## WHAT THE EXERCISE ASKS
Every entry below needs to be repeated exactly.

Content starts

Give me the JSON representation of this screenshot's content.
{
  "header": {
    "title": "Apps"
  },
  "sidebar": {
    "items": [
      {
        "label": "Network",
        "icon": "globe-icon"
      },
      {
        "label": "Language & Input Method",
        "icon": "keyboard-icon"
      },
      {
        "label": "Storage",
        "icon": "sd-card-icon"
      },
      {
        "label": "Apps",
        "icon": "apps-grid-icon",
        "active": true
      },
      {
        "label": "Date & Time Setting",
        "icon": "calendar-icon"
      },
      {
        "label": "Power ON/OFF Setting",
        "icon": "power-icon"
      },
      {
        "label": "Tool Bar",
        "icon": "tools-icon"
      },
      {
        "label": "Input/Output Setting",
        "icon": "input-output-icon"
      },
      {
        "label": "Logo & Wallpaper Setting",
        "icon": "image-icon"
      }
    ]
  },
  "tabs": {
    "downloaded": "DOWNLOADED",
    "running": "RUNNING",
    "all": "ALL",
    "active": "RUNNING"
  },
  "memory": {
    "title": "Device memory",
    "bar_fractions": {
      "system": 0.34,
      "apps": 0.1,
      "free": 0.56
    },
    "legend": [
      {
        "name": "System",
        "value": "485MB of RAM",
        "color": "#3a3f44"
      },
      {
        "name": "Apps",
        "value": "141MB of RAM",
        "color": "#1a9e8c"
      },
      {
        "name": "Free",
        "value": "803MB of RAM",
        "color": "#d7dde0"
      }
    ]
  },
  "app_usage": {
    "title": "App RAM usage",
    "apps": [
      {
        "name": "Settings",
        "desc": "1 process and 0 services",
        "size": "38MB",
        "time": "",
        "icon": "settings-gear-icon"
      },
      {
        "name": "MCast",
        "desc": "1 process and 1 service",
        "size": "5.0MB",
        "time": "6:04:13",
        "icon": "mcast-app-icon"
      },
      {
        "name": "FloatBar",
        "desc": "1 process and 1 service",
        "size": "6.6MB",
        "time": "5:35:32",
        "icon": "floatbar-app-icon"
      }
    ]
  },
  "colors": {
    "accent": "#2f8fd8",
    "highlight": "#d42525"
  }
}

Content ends

## RESPONSE TO THE TASK
Give me the JSON representation of this screenshot's content.
{
  "header": {
    "title": "Apps"
  },
  "sidebar": {
    "items": [
      {
        "label": "Network",
        "icon": "globe-icon"
      },
      {
        "label": "Language & Input Method",
        "icon": "keyboard-icon"
      },
      {
        "label": "Storage",
        "icon": "sd-card-icon"
      },
      {
        "label": "Apps",
        "icon": "apps-grid-icon",
        "active": true
      },
      {
        "label": "Date & Time Setting",
        "icon": "calendar-icon"
      },
      {
        "label": "Power ON/OFF Setting",
        "icon": "power-icon"
      },
      {
        "label": "Tool Bar",
        "icon": "tools-icon"
      },
      {
        "label": "Input/Output Setting",
        "icon": "input-output-icon"
      },
      {
        "label": "Logo & Wallpaper Setting",
        "icon": "image-icon"
      }
    ]
  },
  "tabs": {
    "downloaded": "DOWNLOADED",
    "running": "RUNNING",
    "all": "ALL",
    "active": "RUNNING"
  },
  "memory": {
    "title": "Device memory",
    "bar_fractions": {
      "system": 0.34,
      "apps": 0.1,
      "free": 0.56
    },
    "legend": [
      {
        "name": "System",
        "value": "485MB of RAM",
        "color": "#3a3f44"
      },
      {
        "name": "Apps",
        "value": "141MB of RAM",
        "color": "#1a9e8c"
      },
      {
        "name": "Free",
        "value": "803MB of RAM",
        "color": "#d7dde0"
      }
    ]
  },
  "app_usage": {
    "title": "App RAM usage",
    "apps": [
      {
        "name": "Settings",
        "desc": "1 process and 0 services",
        "size": "38MB",
        "time": "",
        "icon": "settings-gear-icon"
      },
      {
        "name": "MCast",
        "desc": "1 process and 1 service",
        "size": "5.0MB",
        "time": "6:04:13",
        "icon": "mcast-app-icon"
      },
      {
        "name": "FloatBar",
        "desc": "1 process and 1 service",
        "size": "6.6MB",
        "time": "5:35:32",
        "icon": "floatbar-app-icon"
      }
    ]
  },
  "colors": {
    "accent": "#2f8fd8",
    "highlight": "#d42525"
  }
}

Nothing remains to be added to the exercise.